Directions for this task:
Every line of the material must be set down again without alteration.
════
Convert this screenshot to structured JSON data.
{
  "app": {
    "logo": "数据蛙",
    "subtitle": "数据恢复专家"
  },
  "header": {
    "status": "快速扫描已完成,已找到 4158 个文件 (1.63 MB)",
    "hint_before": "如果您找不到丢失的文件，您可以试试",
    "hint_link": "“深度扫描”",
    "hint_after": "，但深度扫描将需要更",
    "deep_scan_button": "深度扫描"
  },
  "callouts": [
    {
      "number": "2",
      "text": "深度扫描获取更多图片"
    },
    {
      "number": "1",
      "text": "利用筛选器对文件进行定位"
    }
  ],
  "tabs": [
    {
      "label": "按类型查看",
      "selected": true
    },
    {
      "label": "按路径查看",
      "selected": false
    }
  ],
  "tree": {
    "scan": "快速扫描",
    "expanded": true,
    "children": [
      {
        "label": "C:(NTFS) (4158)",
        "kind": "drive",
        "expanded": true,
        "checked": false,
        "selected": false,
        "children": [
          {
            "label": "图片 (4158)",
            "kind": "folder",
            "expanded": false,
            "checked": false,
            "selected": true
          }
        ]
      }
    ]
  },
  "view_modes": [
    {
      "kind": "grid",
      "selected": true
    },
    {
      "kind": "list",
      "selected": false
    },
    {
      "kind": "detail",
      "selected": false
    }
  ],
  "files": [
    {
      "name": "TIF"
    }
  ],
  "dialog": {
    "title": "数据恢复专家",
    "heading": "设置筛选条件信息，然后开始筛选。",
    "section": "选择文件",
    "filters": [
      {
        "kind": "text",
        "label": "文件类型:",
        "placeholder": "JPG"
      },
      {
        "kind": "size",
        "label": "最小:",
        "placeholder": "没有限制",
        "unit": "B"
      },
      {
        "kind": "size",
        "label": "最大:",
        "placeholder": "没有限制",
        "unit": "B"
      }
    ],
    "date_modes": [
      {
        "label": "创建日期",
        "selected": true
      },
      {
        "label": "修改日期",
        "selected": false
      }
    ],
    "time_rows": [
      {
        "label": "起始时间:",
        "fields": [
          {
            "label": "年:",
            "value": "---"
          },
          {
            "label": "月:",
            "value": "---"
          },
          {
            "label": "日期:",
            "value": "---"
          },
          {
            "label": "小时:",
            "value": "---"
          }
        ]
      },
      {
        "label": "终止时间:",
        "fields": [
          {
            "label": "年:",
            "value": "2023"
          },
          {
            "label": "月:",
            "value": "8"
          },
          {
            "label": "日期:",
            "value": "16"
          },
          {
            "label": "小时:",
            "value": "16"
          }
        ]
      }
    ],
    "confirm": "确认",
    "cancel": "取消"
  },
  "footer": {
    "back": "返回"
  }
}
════
Solution to the problem:
Convert this screenshot to structured JSON data.
{
  "app": {
    "logo": "数据蛙",
    "subtitle": "数据恢复专家"
  },
  "header": {
    "status": "快速扫描已完成,已找到 4158 个文件 (1.63 MB)",
    "hint_before": "如果您找不到丢失的文件，您可以试试",
    "hint_link": "“深度扫描”",
    "hint_after": "，但深度扫描将需要更",
    "deep_scan_button": "深度扫描"
  },
  "callouts": [
    {
      "number": "2",
      "text": "深度扫描获取更多图片"
    },
    {
      "number": "1",
      "text": "利用筛选器对文件进行定位"
    }
  ],
  "tabs": [
    {
      "label": "按类型查看",
      "selected": true
    },
    {
      "label": "按路径查看",
      "selected": false
    }
  ],
  "tree": {
    "scan": "快速扫描",
    "expanded": true,
    "children": [
      {
        "label": "C:(NTFS) (4158)",
        "kind": "drive",
        "expanded": true,
        "checked": false,
        "selected": false,
        "children": [
          {
            "label": "图片 (4158)",
            "kind": "folder",
            "expanded": false,
            "checked": false,
            "selected": true
          }
        ]
      }
    ]
  },
  "view_modes": [
    {
      "kind": "grid",
      "selected": true
    },
    {
      "kind": "list",
      "selected": false
    },
    {
      "kind": "detail",
      "selected": false
    }
  ],
  "files": [
    {
      "name": "TIF"
    }
  ],
  "dialog": {
    "title": "数据恢复专家",
    "heading": "设置筛选条件信息，然后开始筛选。",
    "section": "选择文件",
    "filters": [
      {
        "kind": "text",
        "label": "文件类型:",
        "placeholder": "JPG"
      },
      {
        "kind": "size",
        "label": "最小:",
        "placeholder": "没有限制",
        "unit": "B"
      },
      {
        "kind": "size",
        "label": "最大:",
        "placeholder": "没有限制",
        "unit": "B"
      }
    ],
    "date_modes": [
      {
        "label": "创建日期",
        "selected": true
      },
      {
        "label": "修改日期",
        "selected": false
      }
    ],
    "time_rows": [
      {
        "label": "起始时间:",
        "fields": [
          {
            "label": "年:",
            "value": "---"
          },
          {
            "label": "月:",
            "value": "---"
          },
          {
            "label": "日期:",
            "value": "---"
          },
          {
            "label": "小时:",
            "value": "---"
          }
        ]
      },
      {
        "label": "终止时间:",
        "fields": [
          {
            "label": "年:",
            "value": "2023"
          },
          {
            "label": "月:",
            "value": "8"
          },
          {
            "label": "日期:",
            "value": "16"
          },
          {
            "label": "小时:",
            "value": "16"
          }
        ]
      }
    ],
    "confirm": "确认",
    "cancel": "取消"
  },
  "footer": {
    "back": "返回"
  }
}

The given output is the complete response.